Privacy considerations aside, the machine may simply fail. Last May, the UK’s “E-Gates” suffered a « technical failure of the border system »8 that affected the country’s main airports, creating chaos at several airports – a potential threat to national security, say some experts.9

Securing trade

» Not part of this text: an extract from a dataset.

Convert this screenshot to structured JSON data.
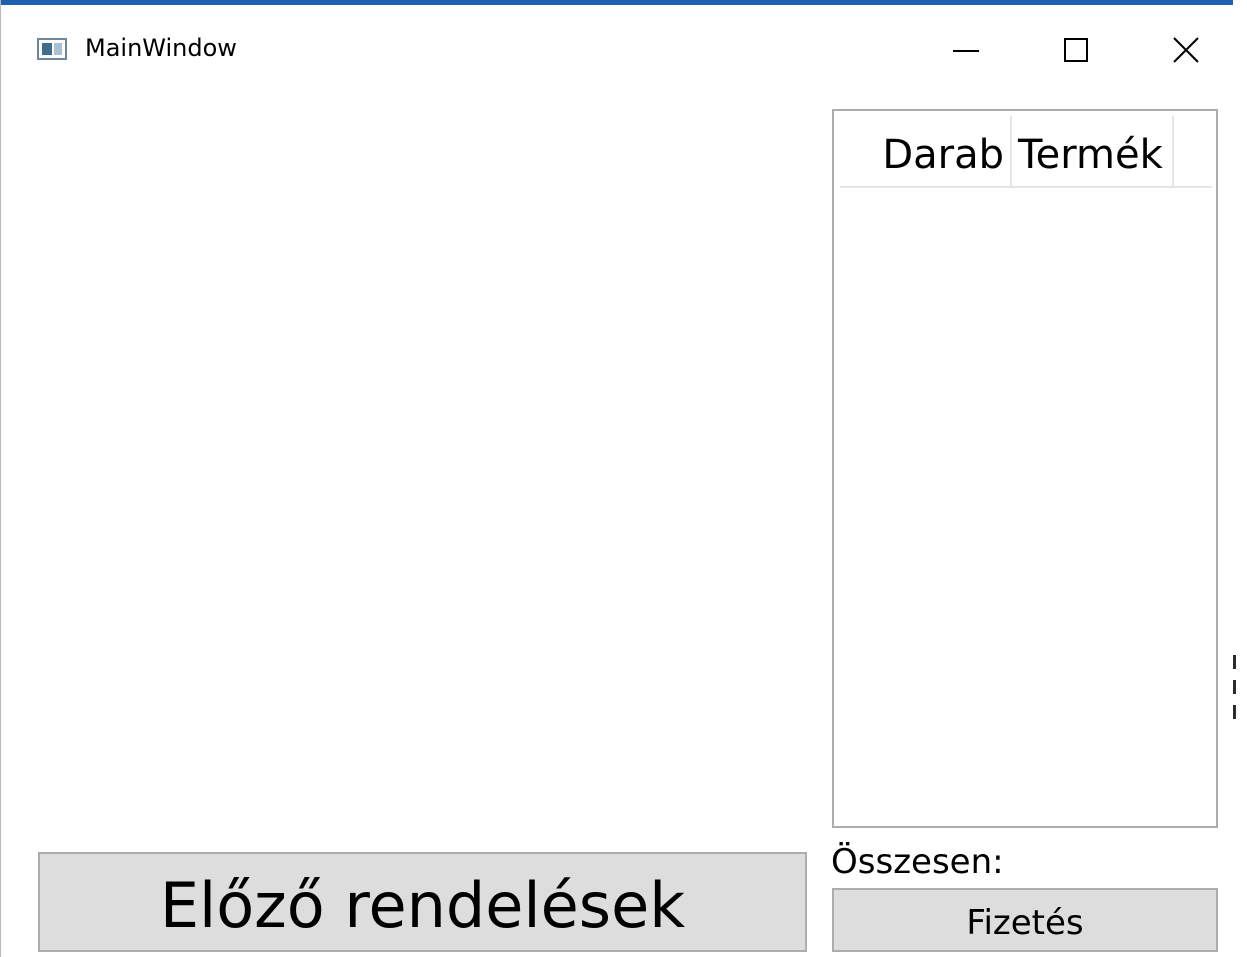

In addition to the illegal crossing of borders by individuals, the issue of the illegal entry or exit of goods or prohibited substances is also a concern. The porous nature of the borders between certain states, corruption and the lack of detection capacity are all factors that make it difficult to control goods. Once again, the development of new technologies is helping address these often longstanding challenges. The port of Antwerp – the main gateway for cocaine into Europe, with a record 110 tonnes seized in 202210 – is an ideal playground for traffickers who could see their « business » jeopardised by the arrival of a new technology. In September 2023, new smart seals were introduced. Fitted with sensors that collect information such as temperature, humidity, vibrations and location, these seals enable real-time monitoring and data collection of maritime containers at sea and on land. Their goal is to improve the security, efficiency and visibility of container transport worldwide and to be used in the fight against narco-terrorism. Other countries, such as Malaysia, are planning to launch a smart seal test phase to prevent smuggling and, consequently, boost the country’s revenue. The smart seals are already being used by several East African countries (Kenya, Uganda, Rwanda, Burundi), with convincing results: a 20% increase in tax revenues for these countries.11 For now, no date has been given for the system’s entry into service. Dubai Customs recently equipped the Jebel Ali customs centre with state-of-the-art X-ray scanning technology for inspecting heavy and light vehicles, large equipment, yachts and containers. The technology operates in both stationary and mobile modes and can accurately detect and locate radioactive materials, identify customs declarations using container numbers and significantly improve inspection capabilities on the underside of vehicles and lorries. In Cameroon, the persistence of smuggling and counterfeiting coupled with highly porous borders and an ineffective land border control system have prompted the authorities to install mobile scanners. These scanners will enhance the verification of goods at customs checkpoints. New technologies represent opportunities for customs authorities to protect borders. However, they do not always have the means to fulfill their ambitions…





5 Ibid